(from the Sydney Telegraph Monday September 16th)
They’re two words that never work well together: mortgage and divorce.
The combination can leave a trail of financial destruction — almost 100,000 Australians divorce each year, often with a home loan.
And another 10,500 de facto couples are breaking up each year, social researchers say.
Managing a mortgage during and after a split is a huge challenge, but there are ways to minimise the financial pain.
The founder of financial consultancy On Your Own Two Feet, Helen Baker, said women often fared worse in breakups because of factors including the gender pay gap, a failure to seek advice and inability to borrow.
Helen Baker from On Your Own Two Feet says women often put their children first.
“Women are wired for security and they often put their children first, so they tend to take the home at the expense of any other assets to ensure the children are not disrupted,” she said.
But the bank still wants its money and the homeowner needs to protect their credit rating.
“Let the bank know what is happening immediately,” Ms Baker said.
“They have seen it many times and they know what to do. They will be able to guide you on your options.
“Sometimes you both may need to stay in the same home to meet mortgage repayments if you can’t afford another place as well.” Ms Baker said splitting couples should try to work together on making good decisions.
“Think seriously about how this house fits with your settlement and your future,” she said.
In a defacto relationship where a couple has lived together in a genuine relationship for at least two years, the home, investments and superannuation are treated as joint assets regardless of which partner owns them.
Social researcher Mark McCrindle said whether married or de facto, 119,000 Australians each year had their relationship end.
“The Australian Bureau of Statistics estimates about one in three marriages end in divorce,” he said.
“If we look at how living works these days, you have generally got two incomes going to pay the mortgage, rent and other living costs.

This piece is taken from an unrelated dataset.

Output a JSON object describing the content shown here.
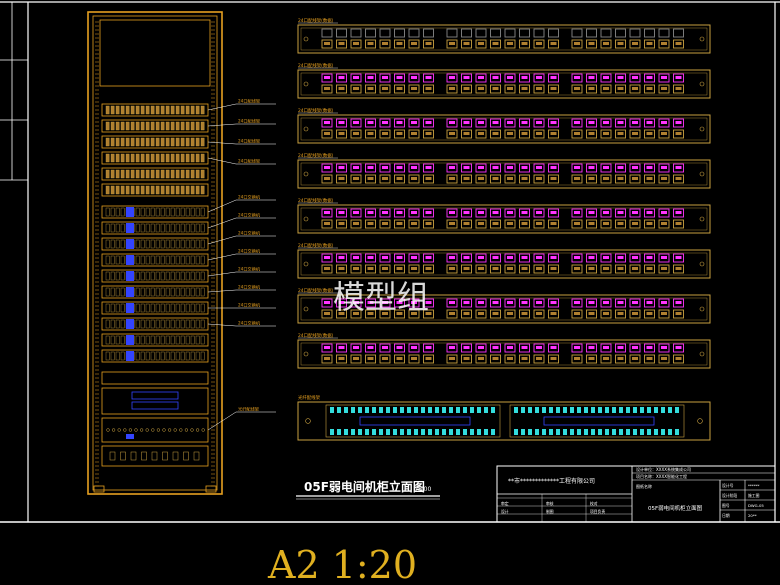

When a relationship ends there’s a lot of financial stress.”
Mr McCrindle said current data showed couples were divorcing later in life and most breakups now did not involve dependent children. “If you try to work on your relationship for the sake of the kids, it’s probably worthwhile to want to work on it for the sake of your finances,” he said.

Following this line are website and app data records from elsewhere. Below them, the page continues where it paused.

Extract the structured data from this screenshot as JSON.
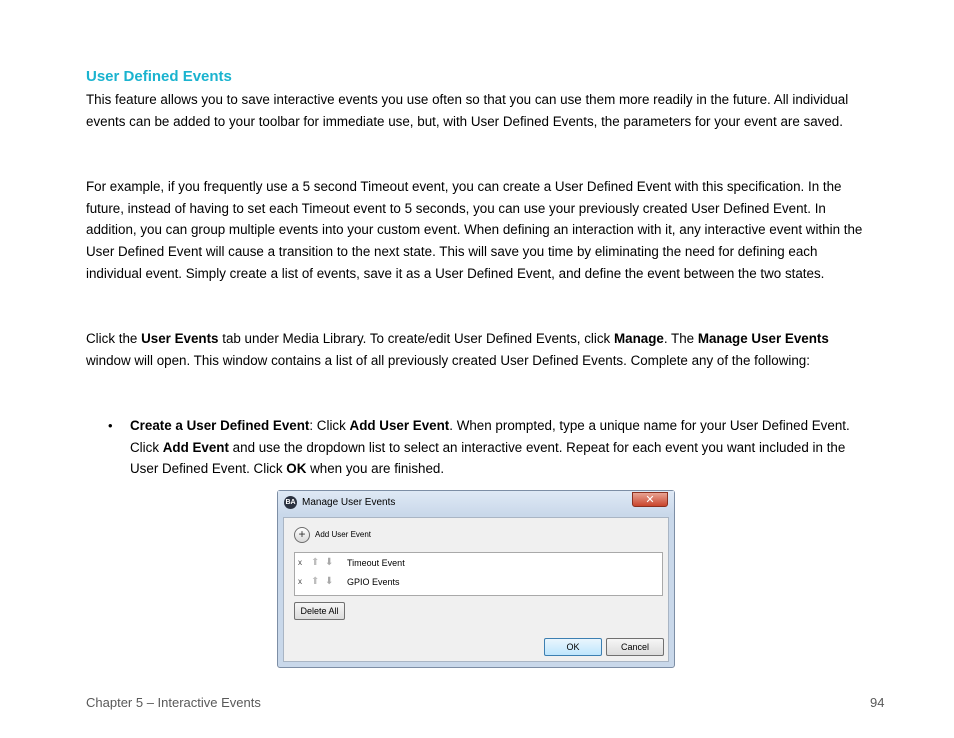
{
  "section_title": "User Defined Events",
  "para1": "This feature allows you to save interactive events you use often so that you can use them more readily in the future. All individual events can be added to your toolbar for immediate use, but, with User Defined Events, the parameters for your event are saved.",
  "para2": "For example, if you frequently use a 5 second Timeout event, you can create a User Defined Event with this specification. In the future, instead of having to set each Timeout event to 5 seconds, you can use your previously created User Defined Event. In addition, you can group multiple events into your custom event. When defining an interaction with it, any interactive event within the User Defined Event will cause a transition to the next state. This will save you time by eliminating the need for defining each individual event. Simply create a list of events, save it as a User Defined Event, and define the event between the two states.",
  "para3": {
    "t1": "Click the ",
    "b1": "User Events",
    "t2": " tab under Media Library. To create/edit User Defined Events, click ",
    "b2": "Manage",
    "t3": ". The ",
    "b3": "Manage User Events",
    "t4": " window will open. This window contains a list of all previously created User Defined Events. Complete any of the following:"
  },
  "bullet": {
    "dot": "•",
    "b1": "Create a User Defined Event",
    "t1": ": Click ",
    "b2": "Add User Event",
    "t2": ". When prompted, type a unique name for your User Defined Event. Click ",
    "b3": "Add Event",
    "t3": " and use the dropdown list to select an interactive event. Repeat for each event you want included in the User Defined Event. Click ",
    "b4": "OK",
    "t4": " when you are finished."
  },
  "dialog": {
    "icon_text": "BA",
    "title": "Manage User Events",
    "close_symbol": "✕",
    "add_symbol": "+",
    "add_label": "Add User Event",
    "events": [
      {
        "remove": "x",
        "name": "Timeout Event"
      },
      {
        "remove": "x",
        "name": "GPIO Events"
      }
    ],
    "up_arrow": "⬆",
    "down_arrow": "⬇",
    "delete_all": "Delete All",
    "ok": "OK",
    "cancel": "Cancel"
  },
  "footer": {
    "chapter": "Chapter 5 – Interactive Events",
    "page": "94"
  },
  "colors": {
    "title_accent": "#1ab3cf",
    "footer_text": "#595959"
  }
}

Rebecca Jarrett-Dalton from Two Red Shoes has noticed a rising number of breakups involving mortgages.
There was more relationship support available to couples today such as free services and counselling, Mr McCrindle said.
Mortgage broker Two Red Shoes founder Rebecca Jarrett-Dalton said she had seen a definite increase in clients dealing with breakups.
“I see couples that continue to function under the same roof — and split the costs of everything,” she said.
“There is even a loan that does that very well.
“I have also seen really irresponsible behaviour where one party has either out of spite or desperation blown out all of the credit and put the couple in a terrible financial situation.”
Ms Jarrett-Dalton said communication — including with creditors — and co-operation were vital in a break-up, because nasty behaviour would only cost you legal fees. “Try to be as fair as possible and at the same time protect your interests,” she said.
“While spite won’t help you, neither will ridiculous behaviour assuming more than your share of the debt or leaving more than your share of the assets. Your ex is not going to thank you down the track.”
Ms Jarrett-Dalton is personally experiencing a divorce and said it had been challenging.
“There are temptations to throw spiteful comments around, but we still share parenting,” she said. Costs for her children and running costs of two homes had been shared, Ms Jarrett-Dalton said. “There have been a few moments where we have — probably both — gritted our teeth and certainly some ill-timed withdrawals, but so far all repayments have been met on time and credit history is in order.”
Married Australians: 9.68 million
De facto partners: 2.11 million
Annual divorces: 49,000
De facto bust-ups: 10,700